Linn, the junior recipient, started getting involved in the community when she moved here about 10 years ago for work.
“I guess it's a feeling of being part of a greater community,” said Linn, a Beaver County native.
Linn, who owns Jennifer R. Linn and Associates, has been involved with the Rotary Club of Butler for about 10 years.
She was president of the club in 2007-08. From 2008 through 2012, she was assistant governor to Rotary District 7280. From 2013 to the present, she has served as District 7280's lead trainer and the Western Pennsylvania Tri-District PETS lead trainer.
On the county Rotary level, Linn is the vice president and treasurer for the Butler Rotary Foundation and co-chairman for its annual Rotary Turkey Roundup, which provides food vouchers to needy families during the holiday season.
She also is co-chairman for the Butler Rotary Foundation's annual Sporting Clay Shoot, which benefits the Wounded Warrior Project.
Linn formerly was on the board of directors for the Community Health Clinic of Butler County and the board of directors for Butler County Against Heroin.
Since 2011, she has been on the BC3 board of trustees.

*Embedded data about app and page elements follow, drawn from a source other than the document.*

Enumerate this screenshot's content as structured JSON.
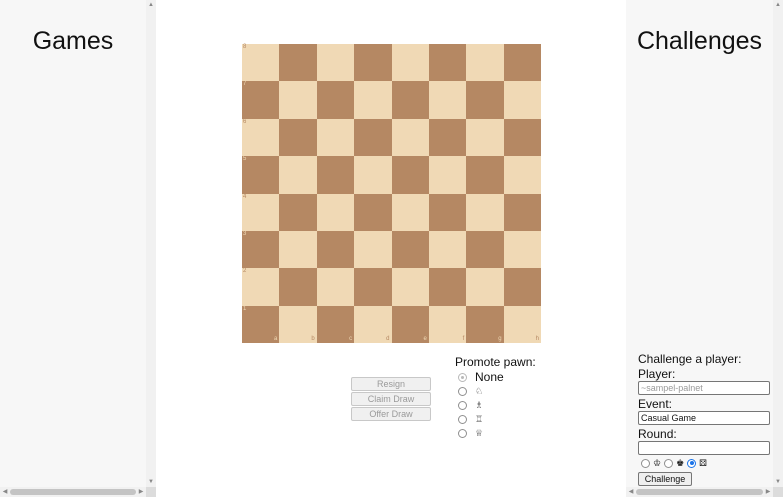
{
  "left_panel": {
    "title": "Games"
  },
  "right_panel": {
    "title": "Challenges"
  },
  "board": {
    "ranks": [
      "8",
      "7",
      "6",
      "5",
      "4",
      "3",
      "2",
      "1"
    ],
    "files": [
      "a",
      "b",
      "c",
      "d",
      "e",
      "f",
      "g",
      "h"
    ],
    "colors": {
      "light": "#f0d9b5",
      "dark": "#b58863"
    }
  },
  "actions": {
    "resign": "Resign",
    "claim_draw": "Claim Draw",
    "offer_draw": "Offer Draw"
  },
  "promote": {
    "label": "Promote pawn:",
    "options": [
      {
        "text": "None",
        "icon": "none"
      },
      {
        "text": "",
        "icon": "knight-icon"
      },
      {
        "text": "",
        "icon": "bishop-icon"
      },
      {
        "text": "",
        "icon": "rook-icon"
      },
      {
        "text": "",
        "icon": "queen-icon"
      }
    ],
    "selected": "None"
  },
  "challenge": {
    "heading": "Challenge a player:",
    "player_label": "Player:",
    "player_placeholder": "~sampel-palnet",
    "event_label": "Event:",
    "event_value": "Casual Game",
    "round_label": "Round:",
    "round_value": "",
    "color_selected": "random",
    "button": "Challenge"
  }
}
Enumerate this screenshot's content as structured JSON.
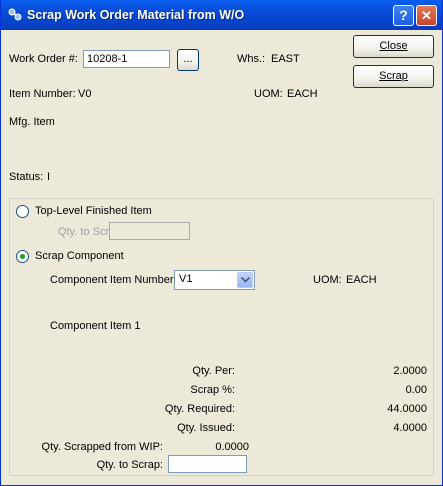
{
  "window": {
    "title": "Scrap Work Order Material from W/O",
    "help_label": "?",
    "close_label": "✕"
  },
  "header": {
    "work_order_label": "Work Order #:",
    "work_order_value": "10208-1",
    "lookup_label": "...",
    "whs_label": "Whs.:",
    "whs_value": "EAST",
    "item_number_label": "Item Number:",
    "item_number_value": "V0",
    "uom_label": "UOM:",
    "uom_value": "EACH",
    "description": "Mfg. Item",
    "status_label": "Status:",
    "status_value": "I"
  },
  "buttons": {
    "close_label": "Close",
    "scrap_label": "Scrap"
  },
  "scrap_type": {
    "top_level_label": "Top-Level Finished Item",
    "top_level_selected": false,
    "qty_to_scrap_label": "Qty. to Scrap:",
    "qty_to_scrap_value": "",
    "component_label": "Scrap Component",
    "component_selected": true
  },
  "component": {
    "item_number_label": "Component Item Number:",
    "item_number_value": "V1",
    "uom_label": "UOM:",
    "uom_value": "EACH",
    "description": "Component Item 1",
    "qty_per_label": "Qty. Per:",
    "qty_per_value": "2.0000",
    "scrap_pct_label": "Scrap %:",
    "scrap_pct_value": "0.00",
    "qty_required_label": "Qty. Required:",
    "qty_required_value": "44.0000",
    "qty_issued_label": "Qty. Issued:",
    "qty_issued_value": "4.0000",
    "qty_scrapped_wip_label": "Qty. Scrapped from WIP:",
    "qty_scrapped_wip_value": "0.0000",
    "qty_to_scrap_label": "Qty. to Scrap:",
    "qty_to_scrap_value": ""
  },
  "colors": {
    "title_bar": "#0a4ad6",
    "window_bg": "#ece9d8",
    "radio_dot": "#21a121"
  }
}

She said she probably is most proud of her involvement in the early years of Butler County's Stand Tall Drug Awareness and Prevention Program in schools.
“Getting the program up and running,” Linn said.
Most recently, she has been acting as legal counsel to the Dunbar Community Center board and working with the center's after-school tutoring program at Butler elementary schools.
Linn, 36, lives in Butler with her daughter.